Really though it shouldn't be a big deal and I should just write and get my thoughts down on the the proverbial paper. When I am able to resist editing as I am writing I am able to get a lot done in a session and I don't lose track of what I need to put down.

It's more important to get the bulk of your writing down first and worry about editing it later. This way you don't forget what you wanted to write and you don't want to be distracted by the process of editing when you're supposed to be writing.

Set Small Goals

This one kind of tags onto establishing consistency. If you can establish a goal of a certain time each day, or each week, that you want to write that is a goal. For me it is usually in the evenings that I can establish a goal of writing. Try to aim for some small goal like the following:

You don't have to limit yourself to what I put above, but use those as a guide as you develop your own methods, habits and styles of writing.

But be sure that your goals are realistic for you. Nothing is worse than setting unrealistic goals and trying to keep to them. You may find that you burn yourself out or become discouraged when you can't live up to lofty goals.

Back It Up

If you're like me you probably use a computer to do your writing on. If that's the case it is wise to ensure you have a good backup solution for your computer. Computers crash and data is lost and it happens to everyone at some point. The last thing you want to happen is your computer crash and you lose that book you've been working on for months.

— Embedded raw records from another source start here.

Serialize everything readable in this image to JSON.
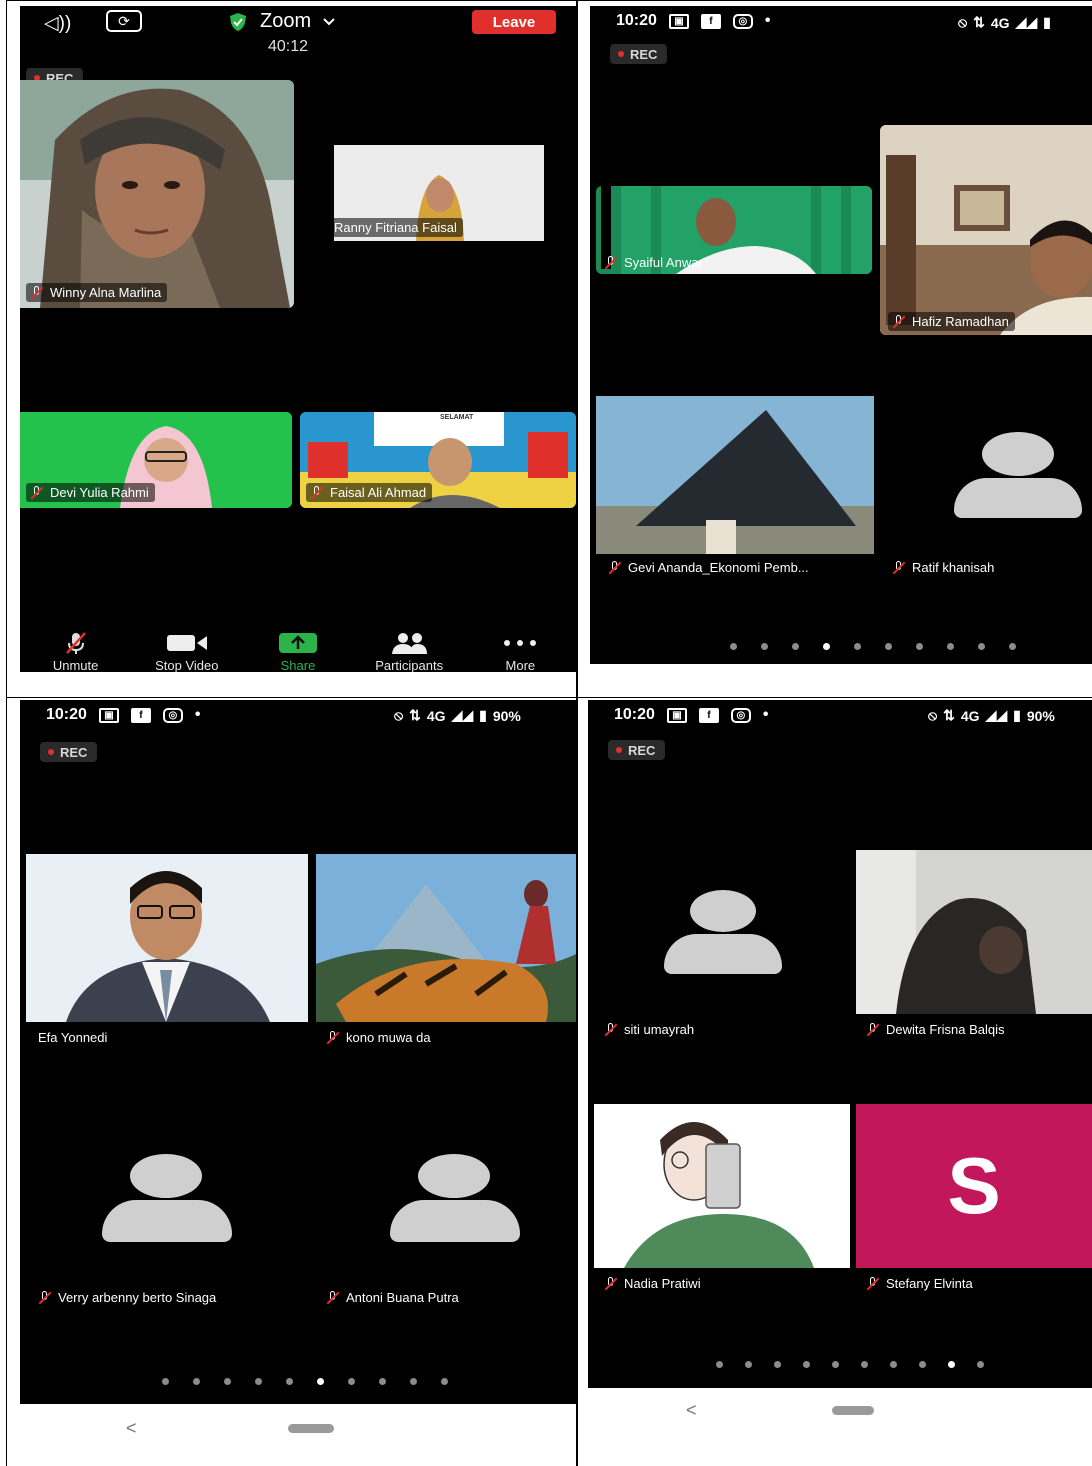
{
  "panel1": {
    "speaker_label": "◁))",
    "camera_flip_label": "⟳",
    "app_title": "Zoom",
    "timer": "40:12",
    "leave_label": "Leave",
    "rec_label": "REC",
    "participants": [
      {
        "name": "Winny Alna Marlina"
      },
      {
        "name": "Ranny Fitriana Faisal"
      },
      {
        "name": "Devi Yulia Rahmi"
      },
      {
        "name": "Faisal Ali Ahmad"
      }
    ],
    "video_caption": "SELAMAT",
    "toolbar": [
      {
        "label": "Unmute",
        "icon": "mic-off-icon"
      },
      {
        "label": "Stop Video",
        "icon": "video-camera-icon"
      },
      {
        "label": "Share",
        "icon": "share-arrow-icon"
      },
      {
        "label": "Participants",
        "icon": "participants-icon"
      },
      {
        "label": "More",
        "icon": "more-dots-icon"
      }
    ]
  },
  "panel2": {
    "time": "10:20",
    "network": "4G",
    "rec_label": "REC",
    "participants": [
      {
        "name": "Syaiful Anwar"
      },
      {
        "name": "Hafiz Ramadhan"
      },
      {
        "name": "Gevi Ananda_Ekonomi Pemb..."
      },
      {
        "name": "Ratif khanisah"
      }
    ],
    "page_count": 10,
    "active_page": 4
  },
  "panel3": {
    "time": "10:20",
    "network": "4G",
    "battery": "90%",
    "rec_label": "REC",
    "participants": [
      {
        "name": "Efa Yonnedi"
      },
      {
        "name": "kono muwa da"
      },
      {
        "name": "Verry arbenny berto Sinaga"
      },
      {
        "name": "Antoni Buana Putra"
      }
    ],
    "page_count": 10,
    "active_page": 6,
    "back_label": "<"
  },
  "panel4": {
    "time": "10:20",
    "network": "4G",
    "battery": "90%",
    "rec_label": "REC",
    "participants": [
      {
        "name": "siti umayrah"
      },
      {
        "name": "Dewita Frisna Balqis"
      },
      {
        "name": "Nadia Pratiwi"
      },
      {
        "name": "Stefany Elvinta",
        "initial": "S"
      }
    ],
    "page_count": 10,
    "active_page": 9,
    "back_label": "<"
  },
  "colors": {
    "leave": "#e0302b",
    "share": "#2cb34a",
    "shield": "#2cb34a",
    "stefany_tile": "#c2185b"
  }
}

These days there is no reason not to have a back up of your computer and it's files. There are simple programs available to do this and usually all that you need is an external hard drive to back up to.

Also there are online services that will securely store your files on your computer and online for simple and easy access on nearly any device.

Some of this online services I can recommend are:

Those are the most popular services I can think of and I've used all of them through the years and each are good choices.

I also use an external hard drive with VEEAM Endpoint Backup Free software to protect my whole PC from data loss. I've used other Microsoft Windows-based backup solutions and was not happy with them, even the paid ones. But the VEEAM product has been rock solid and stable and best of all it's free.

For my Apple MacBook Pro I use the Apple Time Capsule which uses Apple's Time Machine software to backup the whole Mac.

If you use a computer, remember to save often! Power outages can happen even on nice weather days and you don't want to lose that hour of work you just put in because you forgot to save your work.

If you write on paper it is still important to protect your work. Consider a fire safe to store your notebooks when you're not working on them.

Download the pdf version with pictures here.